What needs to be done ▸ Check every line below for the string "label". Copy the ones that have it.

---

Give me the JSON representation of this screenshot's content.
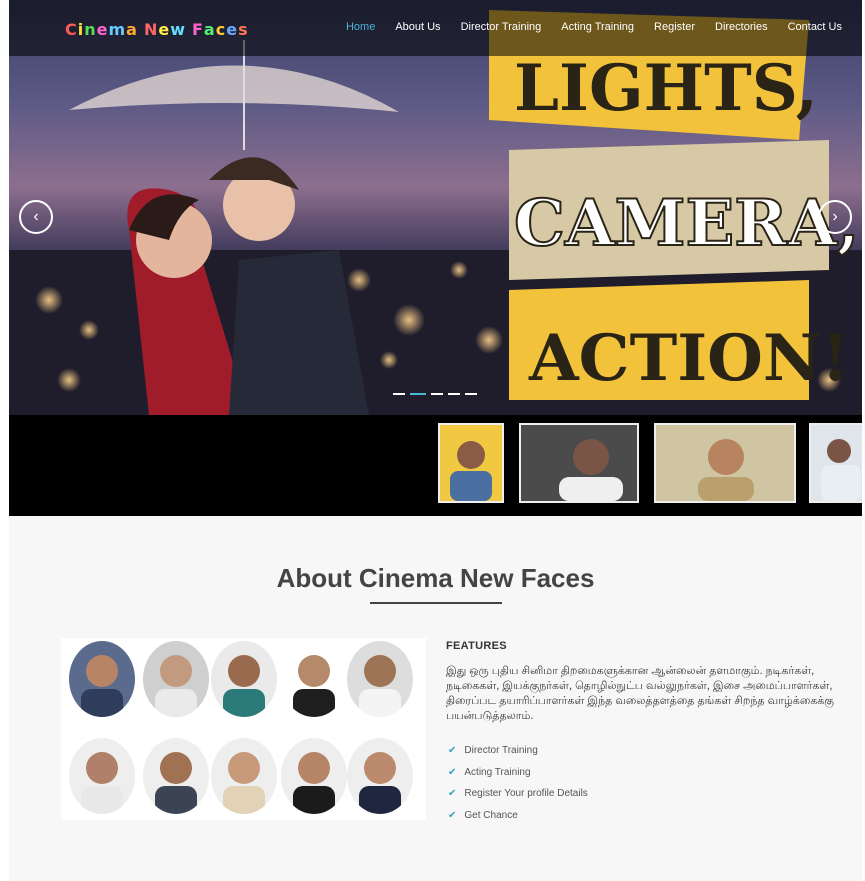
{
  "header": {
    "logo": {
      "letters": [
        {
          "ch": "C",
          "color": "#ff5a5a"
        },
        {
          "ch": "i",
          "color": "#ffdd33"
        },
        {
          "ch": "n",
          "color": "#55dd55"
        },
        {
          "ch": "e",
          "color": "#ff66cc"
        },
        {
          "ch": "m",
          "color": "#66ccff"
        },
        {
          "ch": "a",
          "color": "#ffaa33"
        },
        {
          "ch": " ",
          "color": "#ffffff"
        },
        {
          "ch": "N",
          "color": "#ff6666"
        },
        {
          "ch": "e",
          "color": "#ffee44"
        },
        {
          "ch": "w",
          "color": "#66ddff"
        },
        {
          "ch": " ",
          "color": "#ffffff"
        },
        {
          "ch": "F",
          "color": "#ff66cc"
        },
        {
          "ch": "a",
          "color": "#55ee77"
        },
        {
          "ch": "c",
          "color": "#ffcc33"
        },
        {
          "ch": "e",
          "color": "#66aaff"
        },
        {
          "ch": "s",
          "color": "#ff7755"
        }
      ]
    },
    "nav": [
      {
        "label": "Home",
        "active": true
      },
      {
        "label": "About Us",
        "active": false
      },
      {
        "label": "Director Training",
        "active": false
      },
      {
        "label": "Acting Training",
        "active": false
      },
      {
        "label": "Register",
        "active": false
      },
      {
        "label": "Directories",
        "active": false
      },
      {
        "label": "Contact Us",
        "active": false
      }
    ]
  },
  "slider": {
    "prev_icon": "chevron-left-icon",
    "next_icon": "chevron-right-icon",
    "prev_glyph": "‹",
    "next_glyph": "›",
    "banner_lines": [
      "LIGHTS,",
      "CAMERA,",
      "ACTION!"
    ],
    "slide_count": 5,
    "active_slide": 2,
    "accent_color": "#4bb6d6"
  },
  "about": {
    "title": "About Cinema New Faces",
    "features_heading": "FEATURES",
    "description": "இது ஒரு புதிய சினிமா திறமைகளுக்கான ஆன்லைன் தளமாகும். நடிகர்கள், நடிகைகள், இயக்குநர்கள், தொழில்நுட்ப வல்லுநர்கள், இசை அமைப்பாளர்கள், திரைப்பட தயாரிப்பாளர்கள் இந்த வலைத்தளத்தை தங்கள் சிறந்த வாழ்க்கைக்கு பயன்படுத்தலாம்.",
    "features": [
      "Director Training",
      "Acting Training",
      "Register Your profile Details",
      "Get Chance"
    ],
    "check_color": "#3aa0c8"
  }
}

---

Solved problem ▸
        "label": "Home",
        "label": "About Us",
        "label": "Director Training",
        "label": "Acting Training",
        "label": "Register",
        "label": "Directories",
        "label": "Contact Us",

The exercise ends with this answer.